Summary: Wall St. turned slightly higher on Friday but endured its worst weekly loss since April; Icahn worried about equities; China takes aim at iPhone; U.S. cigarette makers confirm merger talks. Conway G. Gittens reports.

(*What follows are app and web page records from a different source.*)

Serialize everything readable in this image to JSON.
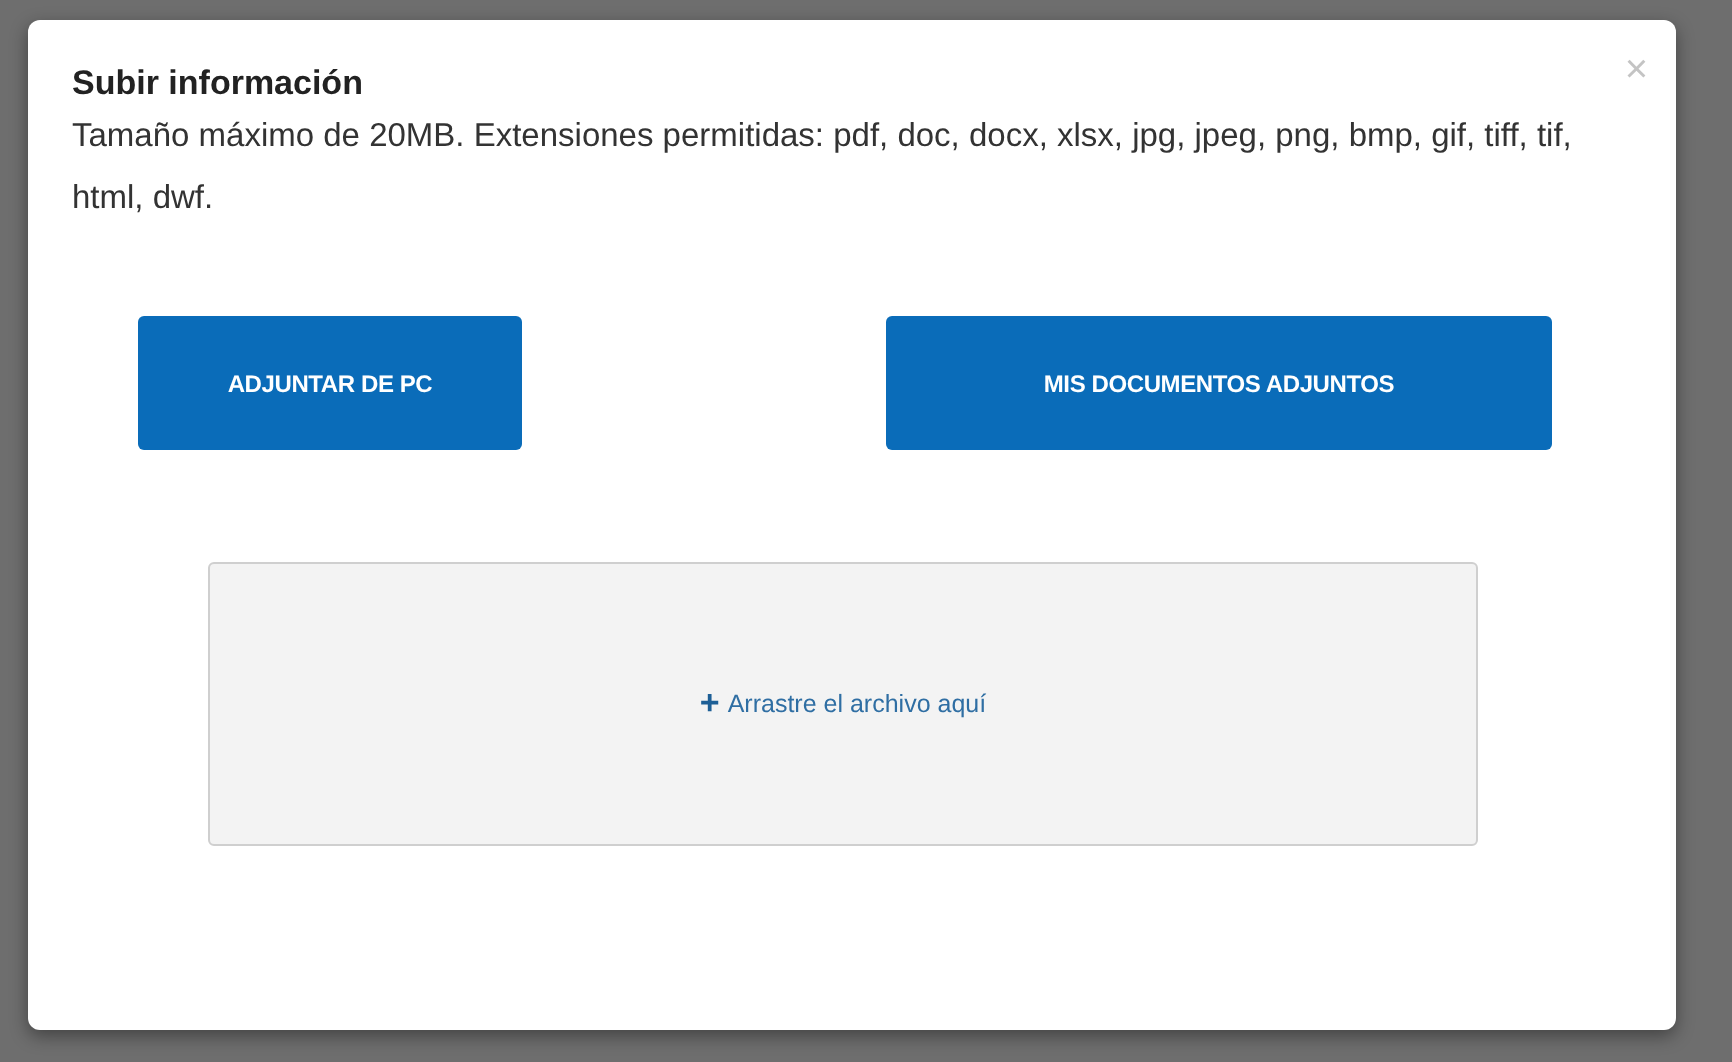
{
  "dialog": {
    "title": "Subir información",
    "description": "Tamaño máximo de 20MB. Extensiones permitidas: pdf, doc, docx, xlsx, jpg, jpeg, png, bmp, gif, tiff, tif, html, dwf.",
    "close": "×",
    "buttons": [
      "ADJUNTAR DE PC",
      "MIS DOCUMENTOS ADJUNTOS"
    ],
    "dropzone": {
      "icon": "+",
      "text": "Arrastre el archivo aquí"
    }
  }
}
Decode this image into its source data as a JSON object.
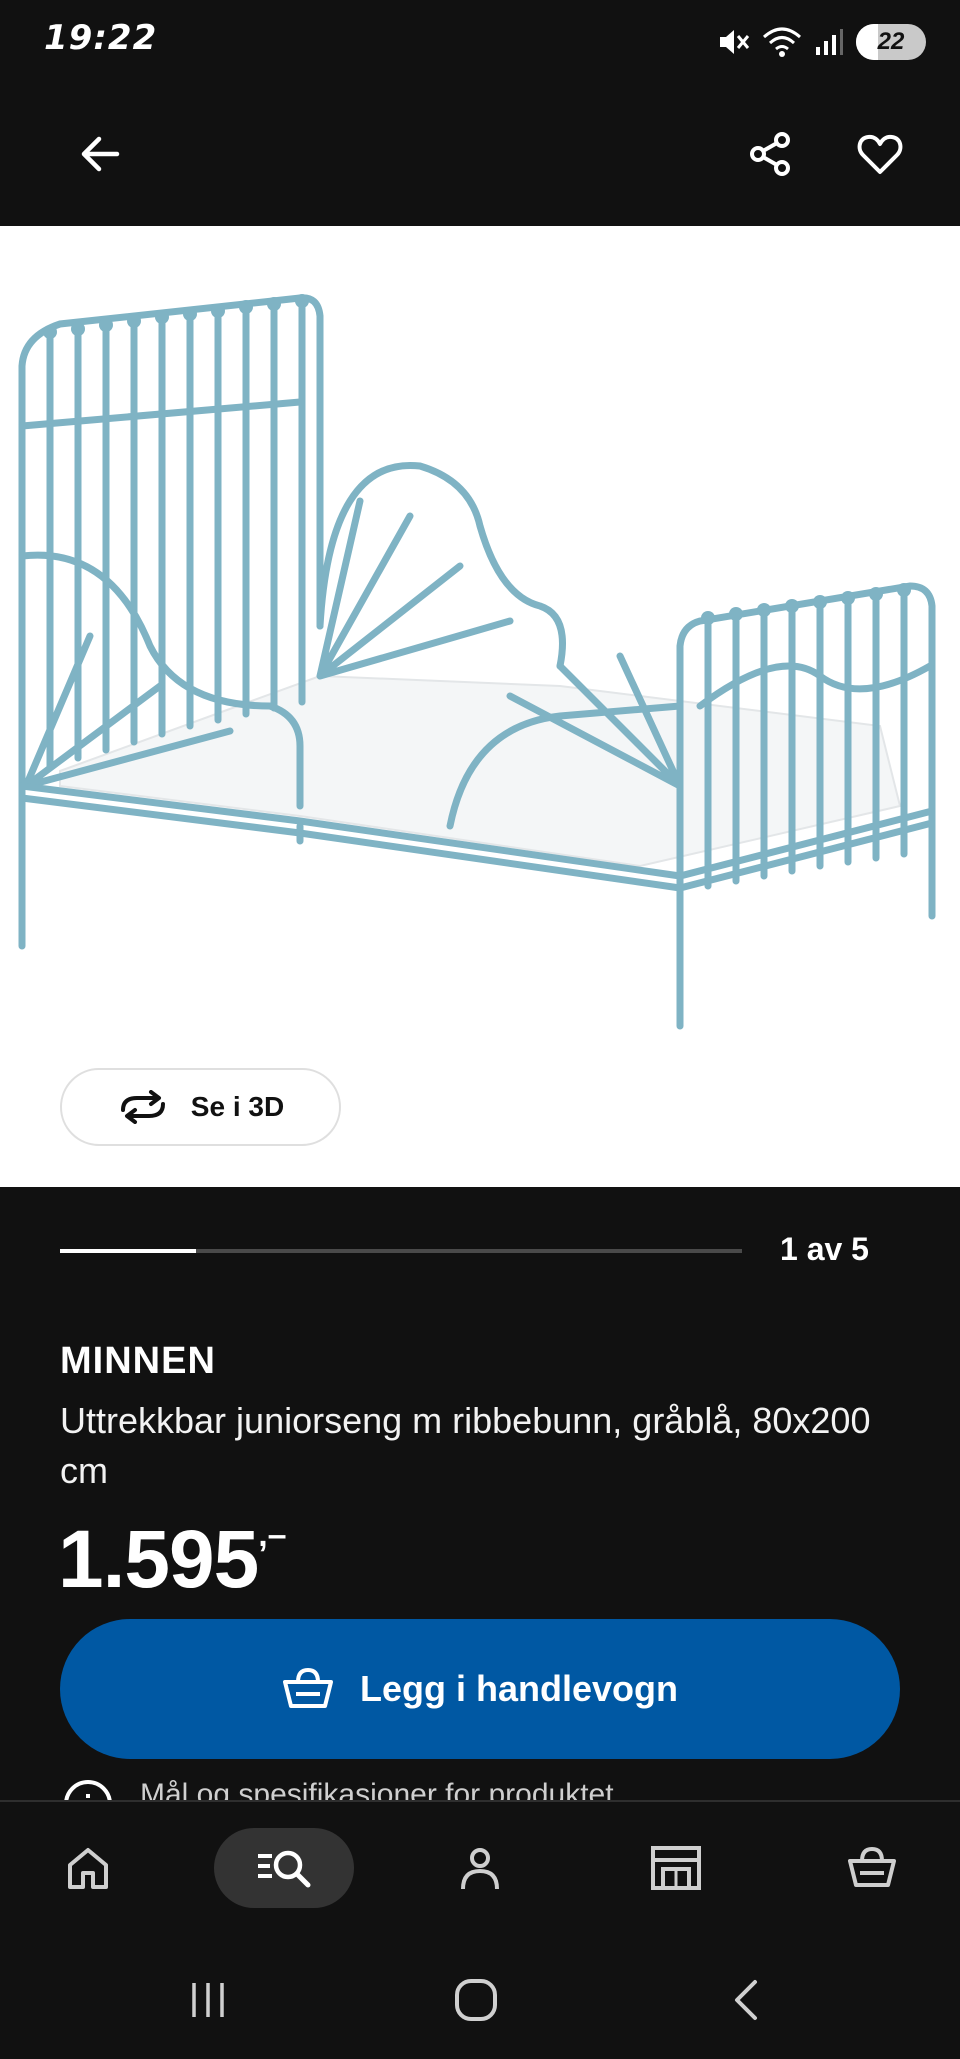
{
  "status_bar": {
    "time": "19:22",
    "battery_level": "22"
  },
  "header": {
    "back_icon": "arrow-left-icon",
    "share_icon": "share-icon",
    "favorite_icon": "heart-icon"
  },
  "gallery": {
    "view_3d_label": "Se i 3D",
    "position_label": "1 av 5",
    "current_index": 1,
    "total": 5
  },
  "product": {
    "name": "MINNEN",
    "description": "Uttrekkbar juniorseng m ribbebunn, gråblå, 80x200 cm",
    "price": "1.595",
    "price_suffix": ",–"
  },
  "cart": {
    "add_label": "Legg i handlevogn"
  },
  "peek": {
    "text": "Mål og spesifikasjoner for produktet"
  },
  "bottom_nav": [
    {
      "name": "home",
      "icon": "home-icon"
    },
    {
      "name": "search",
      "icon": "search-icon",
      "active": true
    },
    {
      "name": "profile",
      "icon": "user-icon"
    },
    {
      "name": "store",
      "icon": "store-icon"
    },
    {
      "name": "cart",
      "icon": "basket-icon"
    }
  ],
  "colors": {
    "background": "#111111",
    "accent": "#0058a3",
    "bed": "#7fb3c4"
  }
}
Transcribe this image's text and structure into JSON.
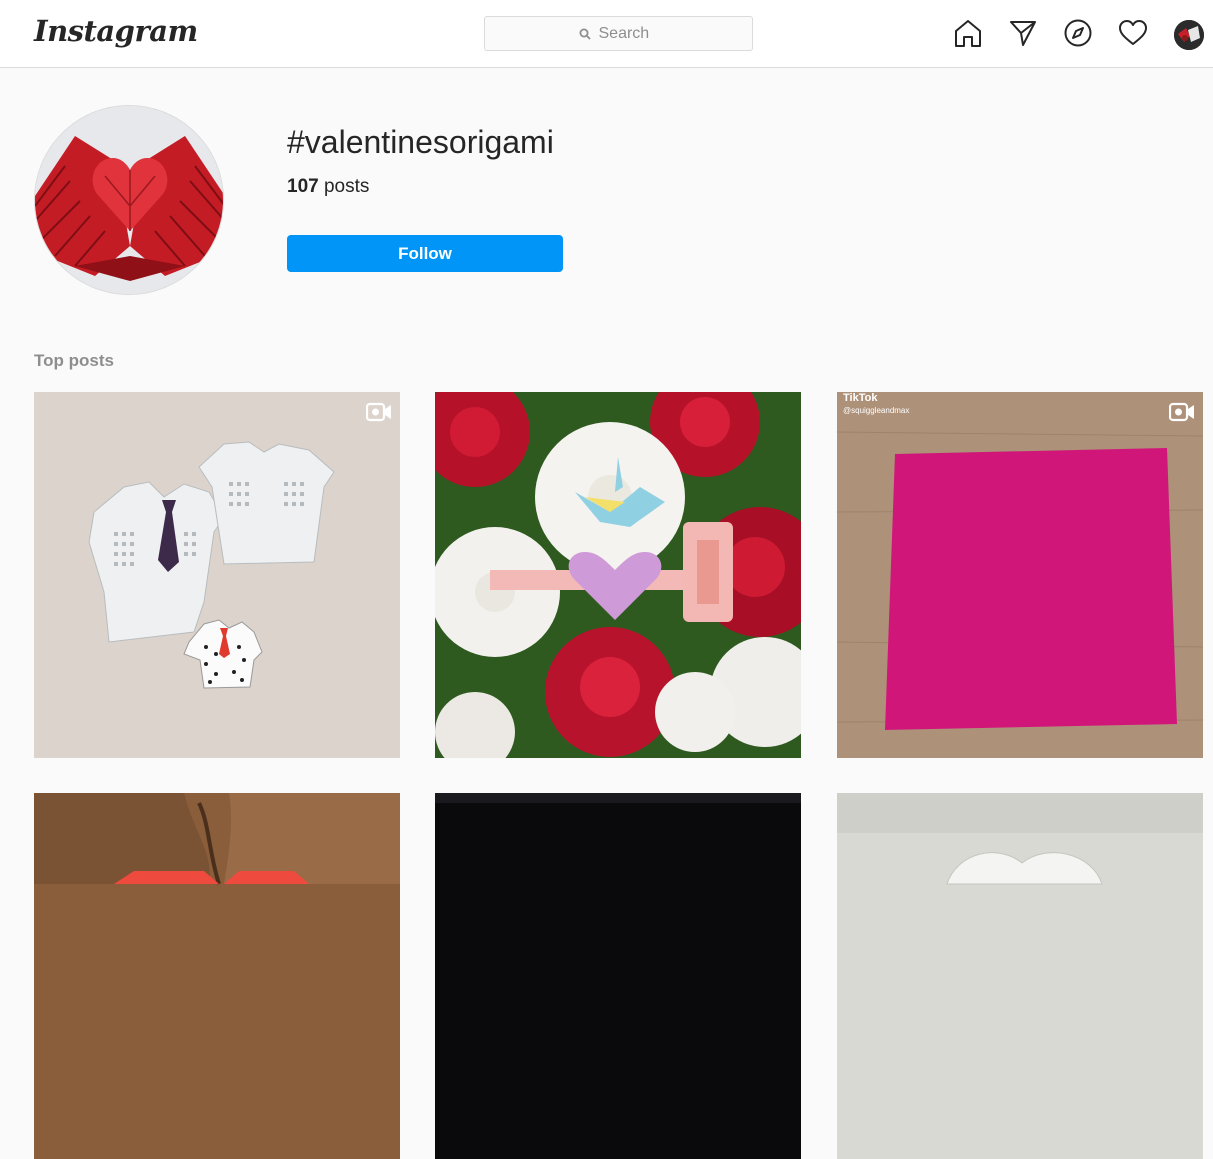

Wall Street limps into the weekend as Portugal fears recede and earnings get ready to scale up. The Dow, the S&P 500 and the Nasdaq ended in the plus after a choppy session. The bears, however, were in full control this week - making this the worst week for stocks since April. Even billionaire investor activist Carl Icahn is worried about equity prices. In a telephone interview he told us "In my mind, it is time to be cautious about the U.S. stock markets. While we are having a great year, I am being very selective about the companies I purchase." But Ross Gerber of money management firm Gerber Kawasaki thinks there's still more gas in this rally. SOUNDBITE: ROSS GERBER, PRESIDENT/CEO, GERBER KAWASAKI (ENGLISH) SAYING: "So I'm actually really bullish on the market as long as rates stay low and that's what we think is going to be the case for quite some time. So I think it's actually a good time to add money to the market but being very selective where you put that money." By the way, yields on the 10-year note - at one point seeing its biggest one week drop in roughly four months. Profits at Wells Fargo - up for the quarter compared to a year ago. And America's largest mortgage lender says it's seeing signs of an economic pickup. But shares slipped because it was the first time in 17 quarters Wells did not grow earnings quarter-to-quarter. A mixed bag for the rest of the big banks, all which report next week. The iPhone is under fire in China. State media there say Apple's popular smartphone poses a national security risk because of its ability to track and reveal a user's location. Apple is not the only hi-tech target of Beijing. Google services have been disrupted in China for at least a month, while Microsoft Windows 8 has been banned from government computers. Cigarette companies Reynolds American and Lorillard heading in different directions after confirming they are in talks to merge. No terms were disclosed. Britain's Imperial Tobacco will buy some of the assets sold as part of the deal and that stock was up in London. Shares of buyer and seller moved higher in a different case. Whirlpool is buying almost 67 percent of the voting shares of Italy's Indesit for a little more than a billion dollars. As for European markets, Portugal bank Espirito Santo's attempts to soothe markets seemed to work. Stocks in Germany, France and the U.K. finished higher on Friday.